======== LISTED RECORDS ========
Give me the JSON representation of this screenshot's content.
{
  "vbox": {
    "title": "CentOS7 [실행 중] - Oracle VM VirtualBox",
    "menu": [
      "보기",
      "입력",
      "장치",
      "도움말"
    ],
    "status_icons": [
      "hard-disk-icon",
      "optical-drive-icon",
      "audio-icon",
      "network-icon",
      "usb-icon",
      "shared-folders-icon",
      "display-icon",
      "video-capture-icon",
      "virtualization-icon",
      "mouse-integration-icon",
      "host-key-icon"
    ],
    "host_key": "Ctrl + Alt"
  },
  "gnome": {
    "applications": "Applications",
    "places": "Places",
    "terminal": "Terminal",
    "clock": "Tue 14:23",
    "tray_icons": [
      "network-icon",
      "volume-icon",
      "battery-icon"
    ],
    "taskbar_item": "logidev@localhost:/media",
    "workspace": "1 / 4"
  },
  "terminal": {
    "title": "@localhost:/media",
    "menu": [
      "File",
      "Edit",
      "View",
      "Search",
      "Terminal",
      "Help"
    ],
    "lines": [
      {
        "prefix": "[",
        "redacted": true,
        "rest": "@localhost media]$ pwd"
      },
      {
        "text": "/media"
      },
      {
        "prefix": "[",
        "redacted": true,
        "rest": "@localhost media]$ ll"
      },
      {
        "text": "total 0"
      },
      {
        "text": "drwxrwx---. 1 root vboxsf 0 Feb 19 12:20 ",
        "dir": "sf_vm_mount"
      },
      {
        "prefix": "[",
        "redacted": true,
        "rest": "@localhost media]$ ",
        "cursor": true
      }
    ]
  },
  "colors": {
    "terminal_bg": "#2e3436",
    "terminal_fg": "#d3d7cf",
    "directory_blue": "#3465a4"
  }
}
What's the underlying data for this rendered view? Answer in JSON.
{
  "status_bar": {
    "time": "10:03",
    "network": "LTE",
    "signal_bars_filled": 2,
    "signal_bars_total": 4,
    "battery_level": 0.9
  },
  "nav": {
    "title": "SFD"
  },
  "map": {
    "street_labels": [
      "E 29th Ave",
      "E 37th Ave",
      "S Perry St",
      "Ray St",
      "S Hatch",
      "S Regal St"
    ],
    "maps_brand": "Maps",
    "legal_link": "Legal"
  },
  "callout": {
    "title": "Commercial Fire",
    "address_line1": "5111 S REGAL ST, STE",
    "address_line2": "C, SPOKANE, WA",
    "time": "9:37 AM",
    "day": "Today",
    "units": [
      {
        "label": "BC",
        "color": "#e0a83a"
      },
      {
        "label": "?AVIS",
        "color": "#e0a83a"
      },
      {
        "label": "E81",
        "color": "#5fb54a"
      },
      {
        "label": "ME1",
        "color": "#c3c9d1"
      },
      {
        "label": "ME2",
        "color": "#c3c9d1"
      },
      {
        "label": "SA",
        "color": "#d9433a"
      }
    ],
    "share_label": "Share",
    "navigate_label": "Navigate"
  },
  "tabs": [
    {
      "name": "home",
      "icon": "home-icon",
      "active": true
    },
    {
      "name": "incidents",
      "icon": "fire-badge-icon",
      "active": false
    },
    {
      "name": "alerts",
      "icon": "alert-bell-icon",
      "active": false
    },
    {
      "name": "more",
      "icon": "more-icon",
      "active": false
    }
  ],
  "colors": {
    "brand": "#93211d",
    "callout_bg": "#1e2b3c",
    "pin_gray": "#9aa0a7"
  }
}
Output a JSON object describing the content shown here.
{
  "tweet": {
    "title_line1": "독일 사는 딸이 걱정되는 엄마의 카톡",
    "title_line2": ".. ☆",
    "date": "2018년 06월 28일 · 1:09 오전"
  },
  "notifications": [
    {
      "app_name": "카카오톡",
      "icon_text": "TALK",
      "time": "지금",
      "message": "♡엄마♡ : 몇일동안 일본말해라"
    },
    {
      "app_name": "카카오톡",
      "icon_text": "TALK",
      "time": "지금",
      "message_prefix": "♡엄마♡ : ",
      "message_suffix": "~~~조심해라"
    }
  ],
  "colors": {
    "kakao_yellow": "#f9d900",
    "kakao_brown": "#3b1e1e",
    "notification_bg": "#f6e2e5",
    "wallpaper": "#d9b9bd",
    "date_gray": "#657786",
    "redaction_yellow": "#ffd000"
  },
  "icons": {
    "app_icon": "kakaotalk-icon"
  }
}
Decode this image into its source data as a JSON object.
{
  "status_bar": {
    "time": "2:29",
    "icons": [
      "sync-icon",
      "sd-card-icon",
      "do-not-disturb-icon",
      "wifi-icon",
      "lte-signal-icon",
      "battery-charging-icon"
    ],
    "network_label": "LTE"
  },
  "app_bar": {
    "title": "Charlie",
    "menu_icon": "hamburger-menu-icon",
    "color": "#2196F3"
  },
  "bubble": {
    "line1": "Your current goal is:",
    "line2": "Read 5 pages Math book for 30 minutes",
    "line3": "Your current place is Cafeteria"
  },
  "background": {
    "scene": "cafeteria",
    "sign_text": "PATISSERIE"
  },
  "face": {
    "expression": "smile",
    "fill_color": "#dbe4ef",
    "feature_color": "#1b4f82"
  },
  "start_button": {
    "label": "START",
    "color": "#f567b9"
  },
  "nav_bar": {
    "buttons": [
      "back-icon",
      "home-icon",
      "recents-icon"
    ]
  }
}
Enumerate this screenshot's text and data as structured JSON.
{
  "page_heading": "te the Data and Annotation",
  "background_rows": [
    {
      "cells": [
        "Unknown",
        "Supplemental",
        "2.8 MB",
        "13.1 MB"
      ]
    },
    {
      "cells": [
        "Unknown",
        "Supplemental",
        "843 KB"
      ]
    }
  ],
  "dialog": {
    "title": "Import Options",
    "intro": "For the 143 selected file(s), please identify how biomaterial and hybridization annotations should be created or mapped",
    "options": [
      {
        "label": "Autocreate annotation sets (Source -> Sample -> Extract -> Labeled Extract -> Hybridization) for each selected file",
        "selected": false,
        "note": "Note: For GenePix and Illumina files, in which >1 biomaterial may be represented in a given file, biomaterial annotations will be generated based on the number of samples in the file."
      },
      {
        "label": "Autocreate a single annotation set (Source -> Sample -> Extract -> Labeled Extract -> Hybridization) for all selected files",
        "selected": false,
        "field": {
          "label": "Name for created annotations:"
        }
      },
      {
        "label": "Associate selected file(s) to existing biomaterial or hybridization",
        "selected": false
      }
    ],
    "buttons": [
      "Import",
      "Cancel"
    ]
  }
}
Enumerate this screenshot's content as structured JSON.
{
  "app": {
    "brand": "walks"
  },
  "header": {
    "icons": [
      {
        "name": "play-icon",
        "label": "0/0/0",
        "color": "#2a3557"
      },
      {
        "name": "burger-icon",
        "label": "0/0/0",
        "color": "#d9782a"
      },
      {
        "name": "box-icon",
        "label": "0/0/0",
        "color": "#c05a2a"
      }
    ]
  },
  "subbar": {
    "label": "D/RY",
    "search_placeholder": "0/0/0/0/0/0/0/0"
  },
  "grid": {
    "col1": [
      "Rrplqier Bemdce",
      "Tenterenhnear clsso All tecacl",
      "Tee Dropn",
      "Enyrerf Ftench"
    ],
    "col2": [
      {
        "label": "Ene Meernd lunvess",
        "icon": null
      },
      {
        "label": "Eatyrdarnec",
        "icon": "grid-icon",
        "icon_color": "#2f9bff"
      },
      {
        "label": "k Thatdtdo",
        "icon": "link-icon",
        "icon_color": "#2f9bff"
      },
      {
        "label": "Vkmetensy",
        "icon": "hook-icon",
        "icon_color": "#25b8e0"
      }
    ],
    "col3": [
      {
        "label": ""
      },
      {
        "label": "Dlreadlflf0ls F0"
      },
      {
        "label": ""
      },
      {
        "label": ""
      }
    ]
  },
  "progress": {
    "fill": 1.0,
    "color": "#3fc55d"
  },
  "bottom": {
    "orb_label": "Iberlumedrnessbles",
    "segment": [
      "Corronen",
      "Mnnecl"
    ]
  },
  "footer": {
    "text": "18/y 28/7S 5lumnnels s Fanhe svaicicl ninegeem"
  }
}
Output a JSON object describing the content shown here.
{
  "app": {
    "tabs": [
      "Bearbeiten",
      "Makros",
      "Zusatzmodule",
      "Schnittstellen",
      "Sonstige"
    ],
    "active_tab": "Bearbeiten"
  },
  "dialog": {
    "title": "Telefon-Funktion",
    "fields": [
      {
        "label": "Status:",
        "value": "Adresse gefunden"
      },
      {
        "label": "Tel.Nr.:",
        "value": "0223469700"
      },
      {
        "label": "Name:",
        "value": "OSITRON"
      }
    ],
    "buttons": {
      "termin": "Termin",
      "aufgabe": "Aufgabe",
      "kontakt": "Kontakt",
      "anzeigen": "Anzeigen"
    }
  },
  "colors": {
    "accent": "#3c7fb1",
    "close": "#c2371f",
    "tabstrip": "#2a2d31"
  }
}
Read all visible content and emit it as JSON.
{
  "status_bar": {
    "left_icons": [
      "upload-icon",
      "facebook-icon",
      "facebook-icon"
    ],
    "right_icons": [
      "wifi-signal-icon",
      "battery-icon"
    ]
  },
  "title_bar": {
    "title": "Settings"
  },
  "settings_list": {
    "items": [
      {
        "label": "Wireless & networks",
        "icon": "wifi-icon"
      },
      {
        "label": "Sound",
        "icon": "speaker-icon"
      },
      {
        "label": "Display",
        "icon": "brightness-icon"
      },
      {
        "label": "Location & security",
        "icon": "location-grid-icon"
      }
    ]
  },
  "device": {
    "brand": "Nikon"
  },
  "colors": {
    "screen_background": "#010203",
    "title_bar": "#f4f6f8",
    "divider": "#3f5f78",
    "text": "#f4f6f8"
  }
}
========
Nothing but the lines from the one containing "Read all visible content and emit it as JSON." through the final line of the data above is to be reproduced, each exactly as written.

◆ **ANSWER TO THIS PROBLEM**:
Read all visible content and emit it as JSON.
{
  "status_bar": {
    "left_icons": [
      "upload-icon",
      "facebook-icon",
      "facebook-icon"
    ],
    "right_icons": [
      "wifi-signal-icon",
      "battery-icon"
    ]
  },
  "title_bar": {
    "title": "Settings"
  },
  "settings_list": {
    "items": [
      {
        "label": "Wireless & networks",
        "icon": "wifi-icon"
      },
      {
        "label": "Sound",
        "icon": "speaker-icon"
      },
      {
        "label": "Display",
        "icon": "brightness-icon"
      },
      {
        "label": "Location & security",
        "icon": "location-grid-icon"
      }
    ]
  },
  "device": {
    "brand": "Nikon"
  },
  "colors": {
    "screen_background": "#010203",
    "title_bar": "#f4f6f8",
    "divider": "#3f5f78",
    "text": "#f4f6f8"
  }
}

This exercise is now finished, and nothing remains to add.